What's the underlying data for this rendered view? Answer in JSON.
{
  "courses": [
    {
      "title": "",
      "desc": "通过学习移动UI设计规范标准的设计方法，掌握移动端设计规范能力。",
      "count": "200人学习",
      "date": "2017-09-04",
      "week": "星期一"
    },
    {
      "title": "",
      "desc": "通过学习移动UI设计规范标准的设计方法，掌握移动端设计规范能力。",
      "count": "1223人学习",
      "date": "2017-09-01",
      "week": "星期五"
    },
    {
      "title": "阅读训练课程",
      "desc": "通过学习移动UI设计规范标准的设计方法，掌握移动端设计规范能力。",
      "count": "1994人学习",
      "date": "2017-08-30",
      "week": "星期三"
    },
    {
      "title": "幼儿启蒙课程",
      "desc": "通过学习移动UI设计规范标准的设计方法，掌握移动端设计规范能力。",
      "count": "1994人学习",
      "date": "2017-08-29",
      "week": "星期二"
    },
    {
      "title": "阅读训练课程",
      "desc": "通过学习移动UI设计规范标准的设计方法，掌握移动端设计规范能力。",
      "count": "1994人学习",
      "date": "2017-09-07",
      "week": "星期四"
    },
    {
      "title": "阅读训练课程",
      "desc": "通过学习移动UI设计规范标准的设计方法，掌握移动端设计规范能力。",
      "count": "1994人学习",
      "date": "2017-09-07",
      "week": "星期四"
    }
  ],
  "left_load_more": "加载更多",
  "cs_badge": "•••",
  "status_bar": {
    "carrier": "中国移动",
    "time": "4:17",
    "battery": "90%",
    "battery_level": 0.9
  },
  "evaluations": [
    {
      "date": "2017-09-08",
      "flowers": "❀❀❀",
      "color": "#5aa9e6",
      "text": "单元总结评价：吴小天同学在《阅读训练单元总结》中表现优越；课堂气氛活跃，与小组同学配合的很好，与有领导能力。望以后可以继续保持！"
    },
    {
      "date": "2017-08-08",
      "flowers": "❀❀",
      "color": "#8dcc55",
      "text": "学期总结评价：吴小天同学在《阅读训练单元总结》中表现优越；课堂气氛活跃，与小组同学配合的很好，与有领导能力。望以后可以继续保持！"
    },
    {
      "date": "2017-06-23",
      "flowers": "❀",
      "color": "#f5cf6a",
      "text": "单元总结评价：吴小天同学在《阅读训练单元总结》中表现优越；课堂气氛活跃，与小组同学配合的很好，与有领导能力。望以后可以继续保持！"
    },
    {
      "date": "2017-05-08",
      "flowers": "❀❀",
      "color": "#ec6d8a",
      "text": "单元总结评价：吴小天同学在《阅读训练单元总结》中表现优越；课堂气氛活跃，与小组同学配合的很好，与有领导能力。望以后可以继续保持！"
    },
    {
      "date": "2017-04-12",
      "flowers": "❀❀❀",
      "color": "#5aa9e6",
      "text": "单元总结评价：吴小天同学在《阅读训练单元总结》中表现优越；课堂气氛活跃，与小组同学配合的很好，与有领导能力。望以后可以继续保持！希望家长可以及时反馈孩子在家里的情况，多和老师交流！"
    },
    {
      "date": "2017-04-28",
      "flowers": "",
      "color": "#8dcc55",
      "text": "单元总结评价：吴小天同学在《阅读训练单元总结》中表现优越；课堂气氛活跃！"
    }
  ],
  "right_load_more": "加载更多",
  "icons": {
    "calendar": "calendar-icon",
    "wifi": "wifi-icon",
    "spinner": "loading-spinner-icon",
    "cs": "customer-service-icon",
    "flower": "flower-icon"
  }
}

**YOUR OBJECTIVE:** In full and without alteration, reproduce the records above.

**TASK SOLUTION:**
What's the underlying data for this rendered view? Answer in JSON.
{
  "courses": [
    {
      "title": "",
      "desc": "通过学习移动UI设计规范标准的设计方法，掌握移动端设计规范能力。",
      "count": "200人学习",
      "date": "2017-09-04",
      "week": "星期一"
    },
    {
      "title": "",
      "desc": "通过学习移动UI设计规范标准的设计方法，掌握移动端设计规范能力。",
      "count": "1223人学习",
      "date": "2017-09-01",
      "week": "星期五"
    },
    {
      "title": "阅读训练课程",
      "desc": "通过学习移动UI设计规范标准的设计方法，掌握移动端设计规范能力。",
      "count": "1994人学习",
      "date": "2017-08-30",
      "week": "星期三"
    },
    {
      "title": "幼儿启蒙课程",
      "desc": "通过学习移动UI设计规范标准的设计方法，掌握移动端设计规范能力。",
      "count": "1994人学习",
      "date": "2017-08-29",
      "week": "星期二"
    },
    {
      "title": "阅读训练课程",
      "desc": "通过学习移动UI设计规范标准的设计方法，掌握移动端设计规范能力。",
      "count": "1994人学习",
      "date": "2017-09-07",
      "week": "星期四"
    },
    {
      "title": "阅读训练课程",
      "desc": "通过学习移动UI设计规范标准的设计方法，掌握移动端设计规范能力。",
      "count": "1994人学习",
      "date": "2017-09-07",
      "week": "星期四"
    }
  ],
  "left_load_more": "加载更多",
  "cs_badge": "•••",
  "status_bar": {
    "carrier": "中国移动",
    "time": "4:17",
    "battery": "90%",
    "battery_level": 0.9
  },
  "evaluations": [
    {
      "date": "2017-09-08",
      "flowers": "❀❀❀",
      "color": "#5aa9e6",
      "text": "单元总结评价：吴小天同学在《阅读训练单元总结》中表现优越；课堂气氛活跃，与小组同学配合的很好，与有领导能力。望以后可以继续保持！"
    },
    {
      "date": "2017-08-08",
      "flowers": "❀❀",
      "color": "#8dcc55",
      "text": "学期总结评价：吴小天同学在《阅读训练单元总结》中表现优越；课堂气氛活跃，与小组同学配合的很好，与有领导能力。望以后可以继续保持！"
    },
    {
      "date": "2017-06-23",
      "flowers": "❀",
      "color": "#f5cf6a",
      "text": "单元总结评价：吴小天同学在《阅读训练单元总结》中表现优越；课堂气氛活跃，与小组同学配合的很好，与有领导能力。望以后可以继续保持！"
    },
    {
      "date": "2017-05-08",
      "flowers": "❀❀",
      "color": "#ec6d8a",
      "text": "单元总结评价：吴小天同学在《阅读训练单元总结》中表现优越；课堂气氛活跃，与小组同学配合的很好，与有领导能力。望以后可以继续保持！"
    },
    {
      "date": "2017-04-12",
      "flowers": "❀❀❀",
      "color": "#5aa9e6",
      "text": "单元总结评价：吴小天同学在《阅读训练单元总结》中表现优越；课堂气氛活跃，与小组同学配合的很好，与有领导能力。望以后可以继续保持！希望家长可以及时反馈孩子在家里的情况，多和老师交流！"
    },
    {
      "date": "2017-04-28",
      "flowers": "",
      "color": "#8dcc55",
      "text": "单元总结评价：吴小天同学在《阅读训练单元总结》中表现优越；课堂气氛活跃！"
    }
  ],
  "right_load_more": "加载更多",
  "icons": {
    "calendar": "calendar-icon",
    "wifi": "wifi-icon",
    "spinner": "loading-spinner-icon",
    "cs": "customer-service-icon",
    "flower": "flower-icon"
  }
}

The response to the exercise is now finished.